Labour's deputy Angela Rayner has been sacked from her roles as party chair and campaign coordinator following poor results in the English local elections.
The party lost control of several councils and suffered defeat to the Tories in the Hartlepool by-election.
Leader Sir Keir Starmer is expected to reshuffle his frontbench team in the next few days.
Ms Rayner will remain deputy leader of the party as it is a position directly elected by the party members.
She is also expected to be offered another shadow cabinet role.
A Labour source said: "Keir said he was taking full responsibility for the result of the elections - and he said we need to change.
"That means change how we run our campaigns in the future. Angela will continue to play a senior role in Keir's team."
But Labour's former shadow chancellor John McDonnell said the decision to sack Ms Rayner was a "cowardly avoidance of responsibility" and accused Sir Keir of "scapegoating everyone apart from himself".
And shadow cabinet source said they were "totally shocked", adding, "everyone is gobsmacked".
Labour's shadow schools ministers Wes Streeting said he had a lot of respect for Ms Rayner adding that she had a "big responsibility" along with Sir Keir to "lead the party to victory at the next general election".
He said it was "time to take a cold hard look at ourselves to make sure we are changing Labour for the good".
Labour's Greater Manchester mayor Andy Burnham spoke out against Sir Keir's decision to sack Ms Rayner, tweeting: "I can't support this."
Speaking after his re-election on Saturday, Mr Burnham warned that Labour was still too "London-centric".
Mr Burnham said the party needed to connect with voters differently, and support more powers for English regions.

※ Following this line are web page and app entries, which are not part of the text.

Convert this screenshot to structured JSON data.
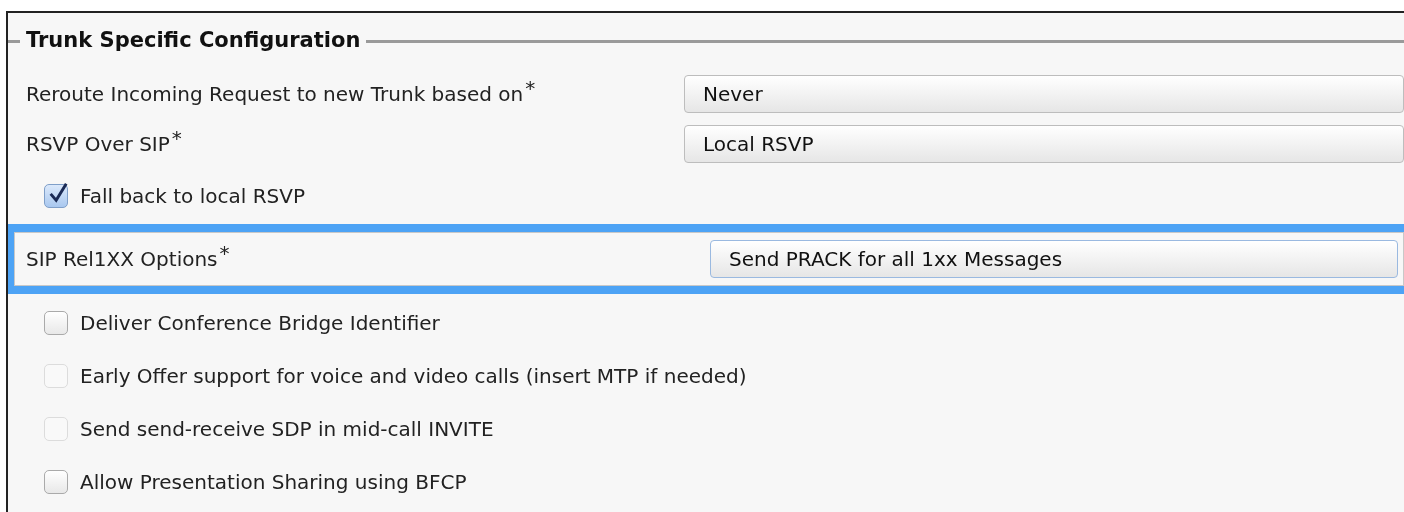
{
  "section": {
    "title": "Trunk Specific Configuration"
  },
  "rows": [
    {
      "kind": "select",
      "label": "Reroute Incoming Request to new Trunk based on",
      "required_mark": "*",
      "value": "Never",
      "highlighted": false
    },
    {
      "kind": "select",
      "label": "RSVP Over SIP",
      "required_mark": "*",
      "value": "Local RSVP",
      "highlighted": false
    },
    {
      "kind": "checkbox",
      "label": "Fall back to local RSVP",
      "checked": true,
      "disabled": false
    },
    {
      "kind": "select",
      "label": "SIP Rel1XX Options",
      "required_mark": "*",
      "value": "Send PRACK for all 1xx Messages",
      "highlighted": true
    },
    {
      "kind": "checkbox",
      "label": "Deliver Conference Bridge Identifier",
      "checked": false,
      "disabled": false
    },
    {
      "kind": "checkbox",
      "label": "Early Offer support for voice and video calls (insert MTP if needed)",
      "checked": false,
      "disabled": true
    },
    {
      "kind": "checkbox",
      "label": "Send send-receive SDP in mid-call INVITE",
      "checked": false,
      "disabled": true
    },
    {
      "kind": "checkbox",
      "label": "Allow Presentation Sharing using BFCP",
      "checked": false,
      "disabled": false
    }
  ]
}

"I'm getting a bit fed up of saying this to them, but they really do now need to listen and make real changes," he added.
The results in England contrast to Wales, where Mark Drakeford led Labour to its best performance in elections to the Welsh Parliament, falling just short of an overall majority by one seat.
Labour has been in power in Wales - either in coalition or a minority - for the past 22 years.
Thursday's votes, including council and mayoral elections in England, are Labour's first major test since its crushing defeat at the 2019 general election.
Instead of recovering ground, the party suffered a series of setbacks in England, including losing overall control of councils including Durham, Sheffield and Plymouth.
The Conservatives also picked up control of several councils, including Nottinghamshire and Basildon, as well as winning Harlow from Labour.
In former heartland Tees Valley, Labour suffered a huge defeat to incumbent Tory mayor Ben Houchen, who increased his share of the vote to 73%.
But Labour did win mayoral contests in a number of areas, including taking the West of England from the Tories, while retaining others including London, Liverpool, Liverpool City Region, Doncaster and Salford.
On Saturday, the party's shadow home secretary Nick Thomas-Symonds said Labour had to do more to listen to voters who had abandoned the party.
He added that the party needed to "accelerate" changes under Sir Keir's leadership, and would be launching a "root and branch policy review".
He contrasted the party's performance in England to a better showing in elections to the Welsh Parliament, where he said as a party in power it had a "credible, radical policy offer" to put to voters.
Speaking on Friday, Sir Keir Starmer said Labour had "lost the trust of working people."
He added the party had "not made a strong enough case to the country", but he took responsibility for "fixing things".
Figures on the left of the party have accused him of not doing enough to challenge the government since taking over as leader last year.
Questioned about leadership ambitions, Mr Burnham said he loved the job he had just been re-elected to do and that was his priority.
He added: "I'm not just going to put myself forward unless they needed me one day in the future. But we're not at that day."
The Labour leadership's response to poor results in England will be both political and organisational.
There will be a reshuffle of the shadow cabinet, and more staff will be moved out of London to regional offices.
The policies Sir Keir Starmer inherited from his predecessor Jeremy Corbyn will also be formally reviewed.
Labour peer Lord Mandelson - who has advised Sir Keir's team - called for this review and envisaged the process running for 18 months to two years.
Labour sources say that Sir Keir could use the exercise not just to distance himself from the 2019 manifesto, but to move away from some of the policy pledges he made in last year's leadership contest - which had been designed to appeal to the party's left.
Among those to criticise the party's direction under Sir Keir is Khalid Mahmood, who quit as a shadow defence minister around a month ago.
Speaking on Friday, he said Labour had been "captured" by a "London-based bourgeoisie" and had "lost touch with ordinary British people".
The Birmingham Perry Barr MP said the party needed to focus on supporting jobs, particularly in advanced manufacturing, in areas that felt left behind.
And former leader Jeremy Corbyn, who has been suspended as a Labour MP under Sir Keir, said the party needed to present a "real, radical alternative".
"Offering nothing, offering insipid support for the government, causes people either to vote for somebody else or simply to stay home and disappear," he said.